It’s hard to imagine much that’s more relaxing than laying on the beach and listening to the dull roar of the waves while there is not another soul around you. You don’t realize just how much you need it until you’ve experienced it. Did I mention that keeping lots of sunblock on hand is an excellent idea?
Seasonal residents, the smart people who leave their camper at one site all summer long, had it made. They brought personal watercraft, kayaks, and floating palaces to sit on and relax in the water. Or to let your kids jump all over until one frightens all of the rest with fake cries of a fin in the water.
Sitting on the beach then driving down the road to sit on a different beach, followed by a meal at the best-looking seafood place we could find was our entire weekend, and with WiFi that needed a fresh sign-in hourly, most of it was also spent device-free. The campground had weekend activities like Bingo for the kids and live music on Saturday night for the grown-ups who were largely (by the sound of it) still kids at heart. Best of all, quiet time started at midnight, so the thin walls (that were more insulating than I had expected) weren’t taxed by early-morning revelling around campfires.
Sunday morning brought the task I had been loathing since the day I had booked the rental trailer. Time to empty the dreaded tank underneath. The one that was full of, well, nothing pleasant. With gloves and sanitizer ready, it was actually a simple task. Run the hose to the black tank, make sure it’s not trying to flow uphill, and open the valve. When it stops emptying, open the grey tank and everything flushes out.
The tow home was uneventful, for me at least. The guy two sites over managed to take out his site’s power pole while pulling out, and that’s probably going to be expensive. Having a home behind you on the road is pretty handy when it comes to things like having a kitchen and fridge wherever you decide is a great place to break for lunch. And having a bathroom with you at all times.

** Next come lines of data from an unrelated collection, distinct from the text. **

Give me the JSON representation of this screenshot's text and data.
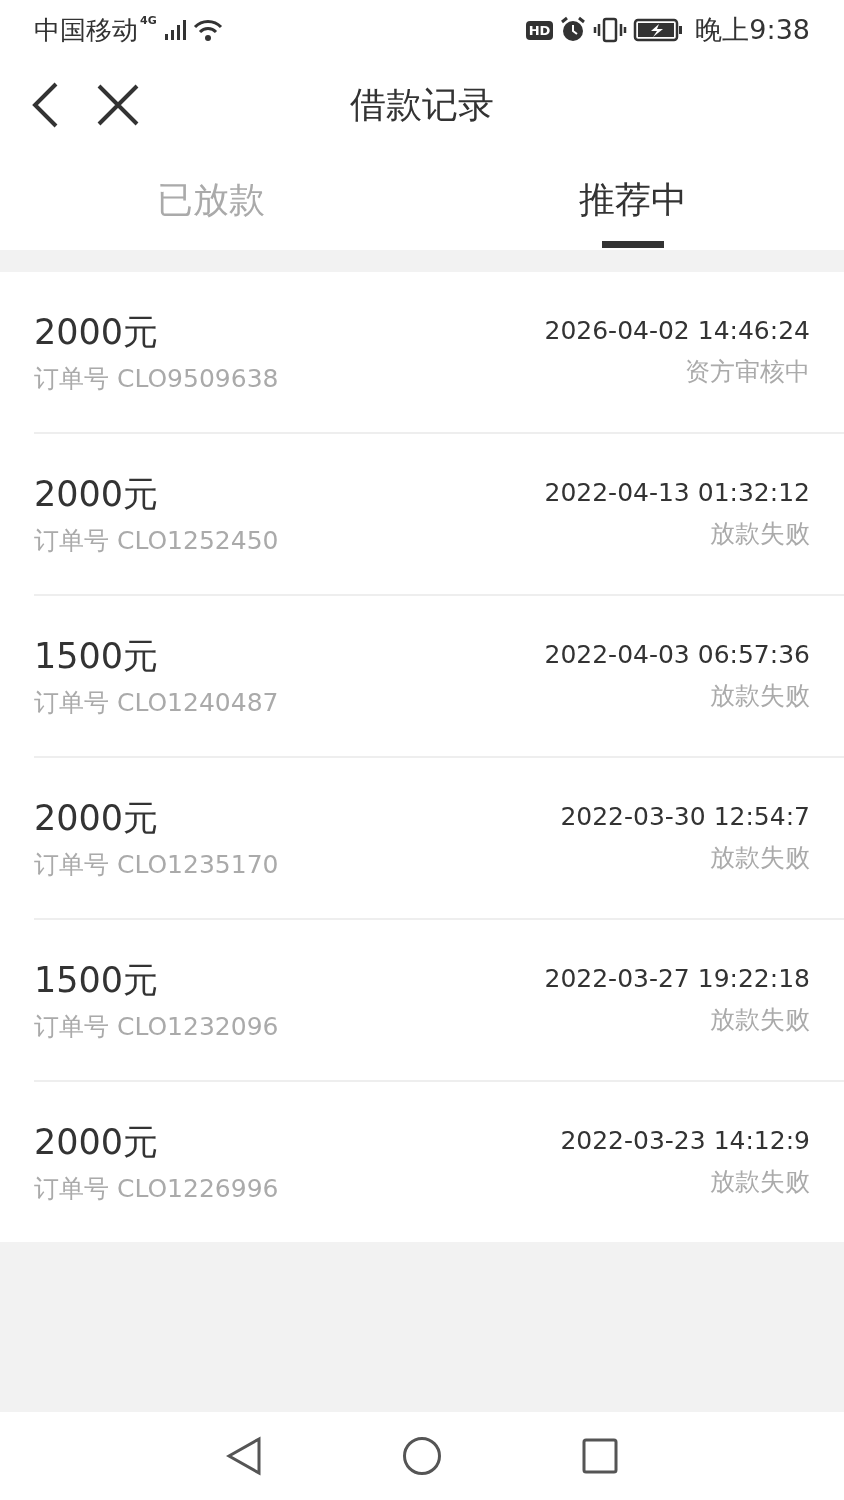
{
  "status_bar": {
    "carrier": "中国移动",
    "network": "4G",
    "badge": "HD",
    "time": "晚上9:38"
  },
  "header": {
    "title": "借款记录"
  },
  "tabs": [
    {
      "label": "已放款",
      "selected": false
    },
    {
      "label": "推荐中",
      "selected": true
    }
  ],
  "records": [
    {
      "amount": "2000元",
      "order": "订单号 CLO9509638",
      "time": "2026-04-02 14:46:24",
      "status": "资方审核中"
    },
    {
      "amount": "2000元",
      "order": "订单号 CLO1252450",
      "time": "2022-04-13 01:32:12",
      "status": "放款失败"
    },
    {
      "amount": "1500元",
      "order": "订单号 CLO1240487",
      "time": "2022-04-03 06:57:36",
      "status": "放款失败"
    },
    {
      "amount": "2000元",
      "order": "订单号 CLO1235170",
      "time": "2022-03-30 12:54:7",
      "status": "放款失败"
    },
    {
      "amount": "1500元",
      "order": "订单号 CLO1232096",
      "time": "2022-03-27 19:22:18",
      "status": "放款失败"
    },
    {
      "amount": "2000元",
      "order": "订单号 CLO1226996",
      "time": "2022-03-23 14:12:9",
      "status": "放款失败"
    }
  ]
}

Towing your own small hotel isn’t the most cost-effective way to travel – unless you have a particularly large family – but it let us get to places we couldn’t have stayed at otherwise. It also made the trip more comfortable for everyone who wasn’t driving. It’s easy to see why it’s such a popular pastime, though I might rent one a touch smaller next time and make the trip an easier one.